*What the exercise asks:* Although the entries contain pictures, copy only their text, exactly as written.

--- Material provided Enclosed Below ---

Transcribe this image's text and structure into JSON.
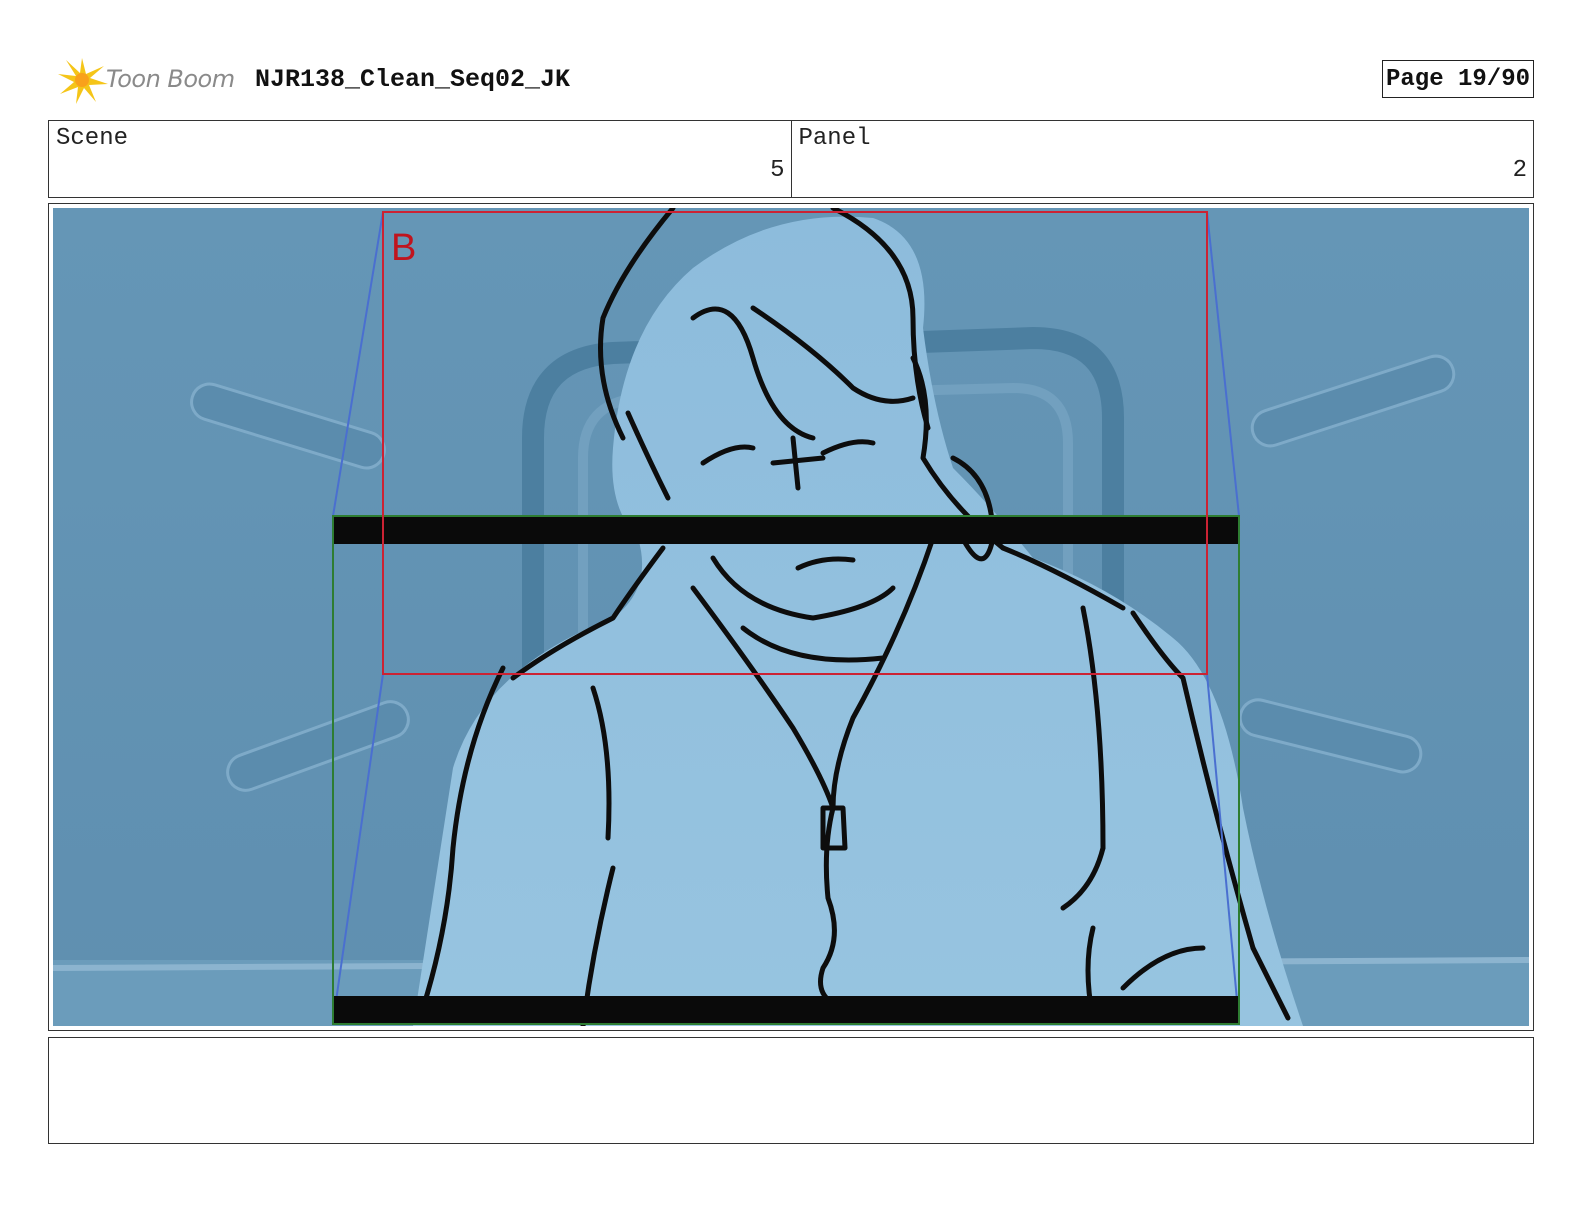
{
  "header": {
    "brand": "Toon Boom",
    "title": "NJR138_Clean_Seq02_JK",
    "page": "Page 19/90"
  },
  "info": {
    "scene_label": "Scene",
    "scene_value": "5",
    "panel_label": "Panel",
    "panel_value": "2"
  },
  "panel": {
    "frame_marker": "B",
    "colors": {
      "background": "#6596b6",
      "figure": "#8fbddc",
      "camera_frame_red": "#cc2233",
      "camera_frame_green": "#2e7d32",
      "motion_path_blue": "#4a6fd0"
    }
  },
  "notes": {
    "text": ""
  }
}
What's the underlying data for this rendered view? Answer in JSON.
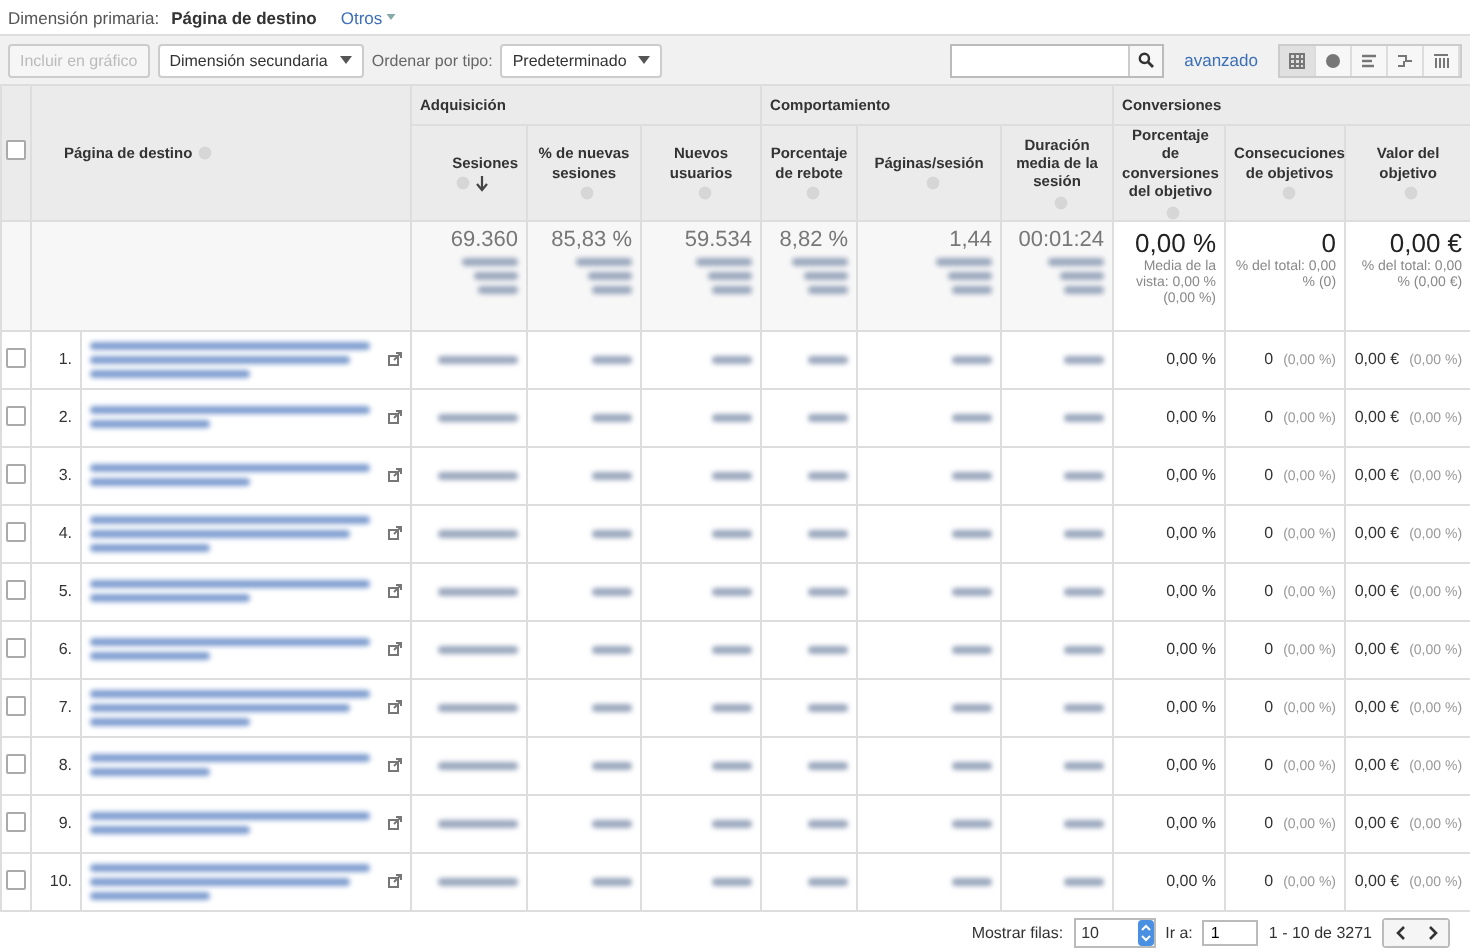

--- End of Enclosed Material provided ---

*Answer to the exercise:*
Transcribe this image's text and structure into JSON.
{
  "header": {
    "brand": "Toon Boom",
    "title": "NJR138_Clean_Seq02_JK",
    "page": "Page 19/90"
  },
  "info": {
    "scene_label": "Scene",
    "scene_value": "5",
    "panel_label": "Panel",
    "panel_value": "2"
  },
  "panel": {
    "frame_marker": "B",
    "colors": {
      "background": "#6596b6",
      "figure": "#8fbddc",
      "camera_frame_red": "#cc2233",
      "camera_frame_green": "#2e7d32",
      "motion_path_blue": "#4a6fd0"
    }
  },
  "notes": {
    "text": ""
  }
}
What's the underlying data for this rendered view? Answer in JSON.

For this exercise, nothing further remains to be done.